#### [PROBLEM STATEMENT]
Your task is to output the data exactly as it stands.

------ RECORDS SHOWN ------

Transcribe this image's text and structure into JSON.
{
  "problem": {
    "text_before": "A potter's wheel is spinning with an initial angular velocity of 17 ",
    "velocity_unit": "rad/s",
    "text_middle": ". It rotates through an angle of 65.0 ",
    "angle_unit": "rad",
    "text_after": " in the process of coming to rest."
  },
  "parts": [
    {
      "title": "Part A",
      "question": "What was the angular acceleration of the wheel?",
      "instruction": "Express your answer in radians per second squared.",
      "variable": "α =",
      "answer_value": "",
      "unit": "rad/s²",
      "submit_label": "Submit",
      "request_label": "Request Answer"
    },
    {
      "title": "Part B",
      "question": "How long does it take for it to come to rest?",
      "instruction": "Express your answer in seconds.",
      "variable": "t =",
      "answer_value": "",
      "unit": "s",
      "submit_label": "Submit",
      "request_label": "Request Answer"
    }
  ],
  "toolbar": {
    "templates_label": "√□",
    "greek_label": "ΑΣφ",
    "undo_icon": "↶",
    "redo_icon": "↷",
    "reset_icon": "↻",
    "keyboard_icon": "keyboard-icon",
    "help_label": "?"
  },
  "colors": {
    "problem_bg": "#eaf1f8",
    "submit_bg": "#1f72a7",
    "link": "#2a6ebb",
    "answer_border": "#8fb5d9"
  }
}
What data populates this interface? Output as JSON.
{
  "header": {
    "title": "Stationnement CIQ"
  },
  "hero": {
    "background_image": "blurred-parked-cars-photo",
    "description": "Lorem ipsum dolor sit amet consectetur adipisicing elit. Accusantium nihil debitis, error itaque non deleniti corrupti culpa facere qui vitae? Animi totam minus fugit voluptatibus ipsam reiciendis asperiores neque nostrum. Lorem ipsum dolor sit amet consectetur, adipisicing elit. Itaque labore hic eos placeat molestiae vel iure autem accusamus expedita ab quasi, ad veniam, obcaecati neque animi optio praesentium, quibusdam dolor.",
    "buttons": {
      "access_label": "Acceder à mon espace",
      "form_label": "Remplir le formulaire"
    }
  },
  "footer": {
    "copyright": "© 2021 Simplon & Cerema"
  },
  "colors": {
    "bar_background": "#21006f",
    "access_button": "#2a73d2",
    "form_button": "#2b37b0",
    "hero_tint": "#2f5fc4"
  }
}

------

#### [TASK SOLUTION]
Transcribe this image's text and structure into JSON.
{
  "problem": {
    "text_before": "A potter's wheel is spinning with an initial angular velocity of 17 ",
    "velocity_unit": "rad/s",
    "text_middle": ". It rotates through an angle of 65.0 ",
    "angle_unit": "rad",
    "text_after": " in the process of coming to rest."
  },
  "parts": [
    {
      "title": "Part A",
      "question": "What was the angular acceleration of the wheel?",
      "instruction": "Express your answer in radians per second squared.",
      "variable": "α =",
      "answer_value": "",
      "unit": "rad/s²",
      "submit_label": "Submit",
      "request_label": "Request Answer"
    },
    {
      "title": "Part B",
      "question": "How long does it take for it to come to rest?",
      "instruction": "Express your answer in seconds.",
      "variable": "t =",
      "answer_value": "",
      "unit": "s",
      "submit_label": "Submit",
      "request_label": "Request Answer"
    }
  ],
  "toolbar": {
    "templates_label": "√□",
    "greek_label": "ΑΣφ",
    "undo_icon": "↶",
    "redo_icon": "↷",
    "reset_icon": "↻",
    "keyboard_icon": "keyboard-icon",
    "help_label": "?"
  },
  "colors": {
    "problem_bg": "#eaf1f8",
    "submit_bg": "#1f72a7",
    "link": "#2a6ebb",
    "answer_border": "#8fb5d9"
  }
}
What data populates this interface? Output as JSON.
{
  "header": {
    "title": "Stationnement CIQ"
  },
  "hero": {
    "background_image": "blurred-parked-cars-photo",
    "description": "Lorem ipsum dolor sit amet consectetur adipisicing elit. Accusantium nihil debitis, error itaque non deleniti corrupti culpa facere qui vitae? Animi totam minus fugit voluptatibus ipsam reiciendis asperiores neque nostrum. Lorem ipsum dolor sit amet consectetur, adipisicing elit. Itaque labore hic eos placeat molestiae vel iure autem accusamus expedita ab quasi, ad veniam, obcaecati neque animi optio praesentium, quibusdam dolor.",
    "buttons": {
      "access_label": "Acceder à mon espace",
      "form_label": "Remplir le formulaire"
    }
  },
  "footer": {
    "copyright": "© 2021 Simplon & Cerema"
  },
  "colors": {
    "bar_background": "#21006f",
    "access_button": "#2a73d2",
    "form_button": "#2b37b0",
    "hero_tint": "#2f5fc4"
  }
}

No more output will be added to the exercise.